After the ceremony was over, everyone went inside to find a seat. We got a chance to congratulate Kelly and meet her father, who is the sweetest person in the world. He seemed to be having a good time in Israel, and we were really glad we got a chance to meet him. I got to be helpful at this point, which was really fun. Kelly wore very girly shoes for the ceremony and not surprisingly they were hurting her feet by the end of it. I helped her get them off and change into more comfortable shoes. It is only a small bit of help, but it felt really great to help the bride find happiness on her wedding day.
The rest of the evening was filled with good food, music, and dancing. Adam and I sat with Harry and Noam Benjamin, who is another friend of ours from West Hartford. Noam is in Israel studying at Bar Ilan University for the year. It was really great to see him and catch up with him. We had a wonderful meal of steak and chocolate volcano cake and ice cream (pareve of course!). We also met some of Nissim’s friends who sat at our table. We didn’t dance too much because it really isn’t our thing, but it was really sweet to watch Nissim and Kelly dancing together. It was also really touching to watch them dance with Nissim’s grandmother. The evening was filled with laughter and happiness. The only regret that we had is that it went by so quickly. We wish we got more time with the bride and groom before they had to leave for the states!
When we finally did get ready to leave, we said our goodbyes and mazel tovs. Nissim profoundly said that while it is traditional in Judaism to end with the saying “next year in Jerusalem!” that it is probably more fitting for us to say “next year in West Hartford!” What makes it so profound is that Adam and I hope to make a visit home next year at this time, and so we may be able to see Nissim and Kelly, Harry, and Noam again next year in West Hartford.

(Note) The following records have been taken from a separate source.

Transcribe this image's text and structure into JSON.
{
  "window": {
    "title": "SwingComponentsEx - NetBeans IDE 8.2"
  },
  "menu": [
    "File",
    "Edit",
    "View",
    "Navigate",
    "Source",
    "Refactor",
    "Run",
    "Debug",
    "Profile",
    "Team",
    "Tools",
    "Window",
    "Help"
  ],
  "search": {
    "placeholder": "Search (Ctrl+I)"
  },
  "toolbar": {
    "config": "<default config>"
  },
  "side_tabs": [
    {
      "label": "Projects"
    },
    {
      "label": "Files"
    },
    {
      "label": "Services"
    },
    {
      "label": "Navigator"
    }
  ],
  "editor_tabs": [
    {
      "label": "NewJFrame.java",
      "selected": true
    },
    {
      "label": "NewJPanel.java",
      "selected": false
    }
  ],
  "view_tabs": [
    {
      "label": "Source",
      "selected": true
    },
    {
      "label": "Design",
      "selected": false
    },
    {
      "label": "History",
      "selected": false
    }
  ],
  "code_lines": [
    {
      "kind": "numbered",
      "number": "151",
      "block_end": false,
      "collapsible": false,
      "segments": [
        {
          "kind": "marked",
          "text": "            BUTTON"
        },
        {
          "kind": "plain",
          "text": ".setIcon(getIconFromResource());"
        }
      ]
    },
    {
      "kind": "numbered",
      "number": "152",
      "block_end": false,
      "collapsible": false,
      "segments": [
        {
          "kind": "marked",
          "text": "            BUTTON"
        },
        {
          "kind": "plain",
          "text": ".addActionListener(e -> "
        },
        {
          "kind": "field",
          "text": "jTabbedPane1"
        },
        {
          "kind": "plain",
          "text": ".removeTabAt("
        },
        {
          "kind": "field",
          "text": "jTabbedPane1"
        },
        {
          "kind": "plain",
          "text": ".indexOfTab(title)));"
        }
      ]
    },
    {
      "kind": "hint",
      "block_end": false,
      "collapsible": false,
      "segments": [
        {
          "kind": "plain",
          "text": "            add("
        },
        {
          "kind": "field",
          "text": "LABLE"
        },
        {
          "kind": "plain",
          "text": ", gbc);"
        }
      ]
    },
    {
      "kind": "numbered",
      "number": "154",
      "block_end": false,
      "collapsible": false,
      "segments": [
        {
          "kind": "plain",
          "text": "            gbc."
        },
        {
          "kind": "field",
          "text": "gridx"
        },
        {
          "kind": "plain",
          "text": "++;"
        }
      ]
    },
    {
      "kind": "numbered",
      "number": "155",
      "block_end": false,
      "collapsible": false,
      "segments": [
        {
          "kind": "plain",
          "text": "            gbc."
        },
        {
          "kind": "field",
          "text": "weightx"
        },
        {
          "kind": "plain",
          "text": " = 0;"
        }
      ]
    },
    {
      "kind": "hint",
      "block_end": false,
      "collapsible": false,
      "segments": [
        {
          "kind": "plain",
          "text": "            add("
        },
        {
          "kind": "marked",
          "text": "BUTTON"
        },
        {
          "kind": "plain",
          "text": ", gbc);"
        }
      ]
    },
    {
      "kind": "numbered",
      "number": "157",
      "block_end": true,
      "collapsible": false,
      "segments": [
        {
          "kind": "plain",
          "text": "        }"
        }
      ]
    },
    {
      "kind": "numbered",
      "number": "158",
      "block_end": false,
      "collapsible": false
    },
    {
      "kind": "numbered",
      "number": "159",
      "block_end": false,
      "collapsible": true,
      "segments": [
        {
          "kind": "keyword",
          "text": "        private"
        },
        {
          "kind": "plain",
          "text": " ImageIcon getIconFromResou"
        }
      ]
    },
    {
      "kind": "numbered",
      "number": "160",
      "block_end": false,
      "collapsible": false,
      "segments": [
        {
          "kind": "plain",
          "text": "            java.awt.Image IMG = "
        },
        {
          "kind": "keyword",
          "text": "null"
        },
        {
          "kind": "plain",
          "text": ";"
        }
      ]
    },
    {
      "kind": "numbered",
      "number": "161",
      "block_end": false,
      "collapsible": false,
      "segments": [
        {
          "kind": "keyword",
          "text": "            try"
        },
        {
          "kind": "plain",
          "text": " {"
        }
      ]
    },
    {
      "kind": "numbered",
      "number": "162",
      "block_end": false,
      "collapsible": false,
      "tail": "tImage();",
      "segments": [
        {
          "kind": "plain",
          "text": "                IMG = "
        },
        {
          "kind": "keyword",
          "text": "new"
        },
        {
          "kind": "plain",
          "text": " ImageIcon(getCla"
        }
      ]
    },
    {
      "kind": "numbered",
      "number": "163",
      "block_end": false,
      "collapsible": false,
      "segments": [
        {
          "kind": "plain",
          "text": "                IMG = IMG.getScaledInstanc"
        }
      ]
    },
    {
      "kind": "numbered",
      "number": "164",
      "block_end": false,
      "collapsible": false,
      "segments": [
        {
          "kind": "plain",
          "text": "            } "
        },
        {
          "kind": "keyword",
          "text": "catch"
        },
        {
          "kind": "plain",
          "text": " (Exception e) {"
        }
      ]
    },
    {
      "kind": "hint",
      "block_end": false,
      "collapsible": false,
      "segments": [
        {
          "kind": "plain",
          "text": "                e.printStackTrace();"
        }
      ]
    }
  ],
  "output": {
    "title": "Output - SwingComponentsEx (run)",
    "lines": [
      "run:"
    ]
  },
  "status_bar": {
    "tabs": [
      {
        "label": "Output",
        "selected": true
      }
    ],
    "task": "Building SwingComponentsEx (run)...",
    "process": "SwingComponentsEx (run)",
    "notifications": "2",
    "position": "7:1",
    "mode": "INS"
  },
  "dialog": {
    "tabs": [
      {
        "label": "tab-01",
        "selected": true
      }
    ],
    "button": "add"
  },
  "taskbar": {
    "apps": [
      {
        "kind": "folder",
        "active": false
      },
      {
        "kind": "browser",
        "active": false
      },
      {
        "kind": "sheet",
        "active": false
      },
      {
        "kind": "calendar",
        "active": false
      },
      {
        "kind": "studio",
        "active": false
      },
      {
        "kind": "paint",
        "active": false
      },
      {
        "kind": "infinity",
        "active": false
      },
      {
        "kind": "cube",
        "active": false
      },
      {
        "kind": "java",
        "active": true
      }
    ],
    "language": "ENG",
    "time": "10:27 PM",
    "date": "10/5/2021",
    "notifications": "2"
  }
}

As we all know, all roads lead to Beth David. 🙂
The drive home was peaceful since it was late and there weren’t many people on the road. We didn’t have too much trouble finding parking on our street which was great, and we were able to get to bed by about 1:30 am. The cool thing is when we got home, both my parents were home from work so we were able to do a quick video chat before going to bed. It was a nice end to a great evening.
Until next time…Allison
Here are a few pictures from our time at the wedding. There aren’t any specifically of Rehovot since we didn’t really explore too much. Who needs exploring when you have great friends to visit with though!